■ **WHAT YOU ARE ASKED TO DO**
Where does the string "this" appear in the records? Copy each line that holds it.

INPUT MATERIAL START

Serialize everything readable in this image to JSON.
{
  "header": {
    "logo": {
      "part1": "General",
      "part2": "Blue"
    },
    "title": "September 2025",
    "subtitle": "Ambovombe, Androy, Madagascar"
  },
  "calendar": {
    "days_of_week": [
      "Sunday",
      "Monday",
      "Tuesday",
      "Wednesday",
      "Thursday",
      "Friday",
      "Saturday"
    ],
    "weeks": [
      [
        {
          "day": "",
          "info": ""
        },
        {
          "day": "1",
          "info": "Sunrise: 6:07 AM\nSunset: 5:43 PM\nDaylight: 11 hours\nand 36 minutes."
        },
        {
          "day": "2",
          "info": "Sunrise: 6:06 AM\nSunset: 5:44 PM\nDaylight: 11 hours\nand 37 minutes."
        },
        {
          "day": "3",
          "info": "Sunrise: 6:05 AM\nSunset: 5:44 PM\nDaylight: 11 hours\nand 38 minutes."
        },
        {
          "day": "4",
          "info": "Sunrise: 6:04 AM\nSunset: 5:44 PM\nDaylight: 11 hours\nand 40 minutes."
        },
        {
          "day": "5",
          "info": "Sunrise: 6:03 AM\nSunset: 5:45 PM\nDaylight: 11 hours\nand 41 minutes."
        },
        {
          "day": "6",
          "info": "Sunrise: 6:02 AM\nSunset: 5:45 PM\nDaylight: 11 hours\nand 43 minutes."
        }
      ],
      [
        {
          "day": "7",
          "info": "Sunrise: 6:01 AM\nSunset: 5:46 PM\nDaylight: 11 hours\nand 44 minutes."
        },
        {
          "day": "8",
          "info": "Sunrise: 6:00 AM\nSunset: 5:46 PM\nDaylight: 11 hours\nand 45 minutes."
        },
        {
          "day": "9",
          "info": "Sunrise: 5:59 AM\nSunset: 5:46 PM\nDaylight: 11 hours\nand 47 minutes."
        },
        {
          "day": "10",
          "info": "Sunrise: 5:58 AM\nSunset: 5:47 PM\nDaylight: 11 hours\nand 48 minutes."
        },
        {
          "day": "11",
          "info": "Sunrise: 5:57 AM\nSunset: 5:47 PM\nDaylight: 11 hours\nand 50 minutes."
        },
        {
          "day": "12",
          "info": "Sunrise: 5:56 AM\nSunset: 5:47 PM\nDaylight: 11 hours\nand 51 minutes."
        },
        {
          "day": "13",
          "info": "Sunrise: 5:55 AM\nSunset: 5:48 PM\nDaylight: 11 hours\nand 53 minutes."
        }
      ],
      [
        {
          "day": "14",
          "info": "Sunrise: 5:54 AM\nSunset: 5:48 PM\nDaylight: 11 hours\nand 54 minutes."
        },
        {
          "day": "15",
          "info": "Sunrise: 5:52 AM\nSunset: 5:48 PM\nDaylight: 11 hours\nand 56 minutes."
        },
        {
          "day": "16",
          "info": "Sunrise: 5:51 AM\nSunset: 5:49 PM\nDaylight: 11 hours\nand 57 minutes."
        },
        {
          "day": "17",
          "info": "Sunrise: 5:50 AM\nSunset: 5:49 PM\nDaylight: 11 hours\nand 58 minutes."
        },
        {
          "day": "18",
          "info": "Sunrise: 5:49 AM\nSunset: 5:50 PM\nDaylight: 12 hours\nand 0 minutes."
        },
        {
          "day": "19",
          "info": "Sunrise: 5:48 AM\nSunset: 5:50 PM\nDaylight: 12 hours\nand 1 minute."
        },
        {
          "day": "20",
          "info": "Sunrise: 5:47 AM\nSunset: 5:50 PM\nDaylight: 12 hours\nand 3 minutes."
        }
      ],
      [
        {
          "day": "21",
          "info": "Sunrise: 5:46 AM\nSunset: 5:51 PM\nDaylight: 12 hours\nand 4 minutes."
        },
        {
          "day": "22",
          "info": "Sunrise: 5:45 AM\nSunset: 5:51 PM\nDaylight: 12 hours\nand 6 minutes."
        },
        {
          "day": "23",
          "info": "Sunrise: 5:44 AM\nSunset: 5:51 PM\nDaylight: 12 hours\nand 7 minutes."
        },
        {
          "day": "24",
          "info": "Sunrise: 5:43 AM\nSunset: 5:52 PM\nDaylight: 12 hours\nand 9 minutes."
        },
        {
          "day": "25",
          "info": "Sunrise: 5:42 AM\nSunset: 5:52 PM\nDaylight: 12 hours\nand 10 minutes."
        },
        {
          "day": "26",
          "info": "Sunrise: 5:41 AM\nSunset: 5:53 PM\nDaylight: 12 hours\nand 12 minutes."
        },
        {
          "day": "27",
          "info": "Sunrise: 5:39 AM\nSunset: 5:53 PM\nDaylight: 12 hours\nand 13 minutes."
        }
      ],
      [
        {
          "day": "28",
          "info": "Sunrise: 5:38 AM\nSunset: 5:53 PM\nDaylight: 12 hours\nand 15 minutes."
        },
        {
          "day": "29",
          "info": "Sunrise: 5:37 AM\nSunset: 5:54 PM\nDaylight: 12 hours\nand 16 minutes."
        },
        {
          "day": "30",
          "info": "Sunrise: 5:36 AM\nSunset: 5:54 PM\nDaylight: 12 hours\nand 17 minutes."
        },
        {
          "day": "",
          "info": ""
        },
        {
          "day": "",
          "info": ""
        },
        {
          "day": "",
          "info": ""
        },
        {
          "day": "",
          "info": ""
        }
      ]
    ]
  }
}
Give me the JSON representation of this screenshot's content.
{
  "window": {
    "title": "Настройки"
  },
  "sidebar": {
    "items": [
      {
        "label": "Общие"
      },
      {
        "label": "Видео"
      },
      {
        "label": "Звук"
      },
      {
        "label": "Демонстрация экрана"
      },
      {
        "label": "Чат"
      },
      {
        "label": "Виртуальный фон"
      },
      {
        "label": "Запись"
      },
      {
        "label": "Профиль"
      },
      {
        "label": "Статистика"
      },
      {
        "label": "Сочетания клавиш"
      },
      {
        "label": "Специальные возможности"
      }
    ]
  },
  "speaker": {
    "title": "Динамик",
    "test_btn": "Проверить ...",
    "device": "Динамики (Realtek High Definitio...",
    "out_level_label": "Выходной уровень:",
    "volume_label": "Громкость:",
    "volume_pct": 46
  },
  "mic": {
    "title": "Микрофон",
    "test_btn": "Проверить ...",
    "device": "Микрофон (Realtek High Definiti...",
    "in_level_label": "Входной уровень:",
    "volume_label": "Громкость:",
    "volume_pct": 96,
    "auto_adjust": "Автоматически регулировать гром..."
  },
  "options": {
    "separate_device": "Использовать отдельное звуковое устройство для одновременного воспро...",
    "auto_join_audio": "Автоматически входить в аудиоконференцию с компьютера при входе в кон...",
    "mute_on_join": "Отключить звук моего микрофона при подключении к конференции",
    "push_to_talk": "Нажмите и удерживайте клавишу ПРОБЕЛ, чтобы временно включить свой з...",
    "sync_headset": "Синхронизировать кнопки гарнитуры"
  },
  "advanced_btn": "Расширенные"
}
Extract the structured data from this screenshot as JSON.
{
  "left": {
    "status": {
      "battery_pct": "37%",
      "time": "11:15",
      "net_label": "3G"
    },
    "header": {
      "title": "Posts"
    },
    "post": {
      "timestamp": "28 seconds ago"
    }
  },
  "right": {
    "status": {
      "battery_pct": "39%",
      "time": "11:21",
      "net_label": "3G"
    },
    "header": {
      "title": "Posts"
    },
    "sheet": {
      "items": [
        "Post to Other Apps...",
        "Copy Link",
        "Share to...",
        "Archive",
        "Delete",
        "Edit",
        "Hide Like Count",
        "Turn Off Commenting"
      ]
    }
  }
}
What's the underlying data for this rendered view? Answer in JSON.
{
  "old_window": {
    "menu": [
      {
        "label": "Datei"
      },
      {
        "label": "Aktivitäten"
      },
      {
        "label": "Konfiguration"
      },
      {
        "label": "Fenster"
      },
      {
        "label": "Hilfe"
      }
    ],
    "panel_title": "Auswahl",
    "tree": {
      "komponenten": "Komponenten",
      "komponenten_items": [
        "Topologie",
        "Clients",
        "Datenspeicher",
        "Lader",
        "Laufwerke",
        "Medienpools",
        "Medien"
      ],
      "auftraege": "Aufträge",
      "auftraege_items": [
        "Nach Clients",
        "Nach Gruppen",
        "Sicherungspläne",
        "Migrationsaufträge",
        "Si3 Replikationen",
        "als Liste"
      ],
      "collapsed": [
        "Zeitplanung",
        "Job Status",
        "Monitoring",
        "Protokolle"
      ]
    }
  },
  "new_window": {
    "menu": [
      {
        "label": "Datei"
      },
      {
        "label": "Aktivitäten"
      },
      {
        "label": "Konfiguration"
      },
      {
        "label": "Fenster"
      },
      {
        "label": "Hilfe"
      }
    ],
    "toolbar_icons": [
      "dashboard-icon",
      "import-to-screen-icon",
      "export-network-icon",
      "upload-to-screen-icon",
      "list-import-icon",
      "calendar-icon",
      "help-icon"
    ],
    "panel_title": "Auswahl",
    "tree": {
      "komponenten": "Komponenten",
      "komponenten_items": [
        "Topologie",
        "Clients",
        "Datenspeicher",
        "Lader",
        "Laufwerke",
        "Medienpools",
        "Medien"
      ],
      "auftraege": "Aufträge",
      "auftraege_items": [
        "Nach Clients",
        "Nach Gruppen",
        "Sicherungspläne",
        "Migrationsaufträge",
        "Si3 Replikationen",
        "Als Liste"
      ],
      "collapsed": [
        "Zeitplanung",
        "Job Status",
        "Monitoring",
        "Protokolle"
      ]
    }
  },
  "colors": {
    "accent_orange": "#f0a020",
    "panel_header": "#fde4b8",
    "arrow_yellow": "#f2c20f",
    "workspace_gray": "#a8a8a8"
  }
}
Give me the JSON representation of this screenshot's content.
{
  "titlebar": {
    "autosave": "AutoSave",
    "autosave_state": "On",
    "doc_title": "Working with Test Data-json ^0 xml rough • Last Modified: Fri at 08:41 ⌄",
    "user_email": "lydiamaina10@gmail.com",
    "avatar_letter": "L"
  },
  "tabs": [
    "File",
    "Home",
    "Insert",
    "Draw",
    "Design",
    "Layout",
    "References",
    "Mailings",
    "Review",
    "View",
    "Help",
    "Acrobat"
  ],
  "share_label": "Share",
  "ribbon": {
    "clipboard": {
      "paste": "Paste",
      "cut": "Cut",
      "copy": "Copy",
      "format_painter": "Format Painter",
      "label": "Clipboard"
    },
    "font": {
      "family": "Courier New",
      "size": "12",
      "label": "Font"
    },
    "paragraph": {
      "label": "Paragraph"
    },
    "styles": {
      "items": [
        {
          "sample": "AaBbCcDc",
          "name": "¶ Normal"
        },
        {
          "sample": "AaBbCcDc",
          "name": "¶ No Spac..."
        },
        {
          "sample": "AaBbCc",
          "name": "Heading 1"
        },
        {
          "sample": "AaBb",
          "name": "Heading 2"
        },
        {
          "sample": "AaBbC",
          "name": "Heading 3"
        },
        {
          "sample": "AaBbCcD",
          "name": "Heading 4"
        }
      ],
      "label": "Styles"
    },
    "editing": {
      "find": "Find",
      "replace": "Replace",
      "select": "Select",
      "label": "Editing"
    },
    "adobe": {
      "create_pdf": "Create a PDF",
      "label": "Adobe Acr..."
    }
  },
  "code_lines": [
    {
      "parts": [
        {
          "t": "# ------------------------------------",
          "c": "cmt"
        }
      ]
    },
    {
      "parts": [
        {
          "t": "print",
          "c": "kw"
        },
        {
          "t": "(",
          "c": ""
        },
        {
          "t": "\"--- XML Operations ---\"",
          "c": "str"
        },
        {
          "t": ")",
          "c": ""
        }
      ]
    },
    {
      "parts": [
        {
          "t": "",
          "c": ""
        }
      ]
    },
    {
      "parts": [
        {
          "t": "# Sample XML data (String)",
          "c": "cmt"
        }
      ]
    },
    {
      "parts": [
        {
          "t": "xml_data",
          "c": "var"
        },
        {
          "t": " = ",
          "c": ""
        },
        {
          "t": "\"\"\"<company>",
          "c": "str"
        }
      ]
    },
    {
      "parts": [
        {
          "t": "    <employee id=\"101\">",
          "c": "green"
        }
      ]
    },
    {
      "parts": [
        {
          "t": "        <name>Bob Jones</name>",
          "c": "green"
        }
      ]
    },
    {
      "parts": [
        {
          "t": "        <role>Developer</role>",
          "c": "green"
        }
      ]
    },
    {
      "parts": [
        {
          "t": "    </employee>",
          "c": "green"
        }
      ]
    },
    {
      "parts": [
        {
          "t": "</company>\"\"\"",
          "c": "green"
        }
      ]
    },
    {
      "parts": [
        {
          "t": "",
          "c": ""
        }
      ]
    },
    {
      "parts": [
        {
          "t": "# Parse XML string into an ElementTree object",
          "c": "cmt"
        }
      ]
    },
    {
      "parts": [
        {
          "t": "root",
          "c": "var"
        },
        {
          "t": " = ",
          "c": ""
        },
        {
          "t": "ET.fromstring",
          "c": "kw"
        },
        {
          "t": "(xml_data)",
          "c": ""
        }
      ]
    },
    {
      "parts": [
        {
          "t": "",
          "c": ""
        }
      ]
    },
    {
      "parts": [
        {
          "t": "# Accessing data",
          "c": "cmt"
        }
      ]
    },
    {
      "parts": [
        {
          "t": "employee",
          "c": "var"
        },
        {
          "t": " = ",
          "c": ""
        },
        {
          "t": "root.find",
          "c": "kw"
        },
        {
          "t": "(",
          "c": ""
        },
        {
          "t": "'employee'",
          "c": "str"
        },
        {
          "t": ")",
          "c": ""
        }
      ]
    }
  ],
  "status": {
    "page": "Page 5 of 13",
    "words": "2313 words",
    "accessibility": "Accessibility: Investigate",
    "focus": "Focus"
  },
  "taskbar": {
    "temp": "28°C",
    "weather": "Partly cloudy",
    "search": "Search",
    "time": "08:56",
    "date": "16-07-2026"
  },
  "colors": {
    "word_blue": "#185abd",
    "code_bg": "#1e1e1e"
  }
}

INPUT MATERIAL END

■ **FINAL ANSWER**
Serialize everything readable in this image to JSON.
Give me the JSON representation of this screenshot's content.
Extract the structured data from this screenshot as JSON.
What's the underlying data for this rendered view? Answer in JSON.
Give me the JSON representation of this screenshot's content.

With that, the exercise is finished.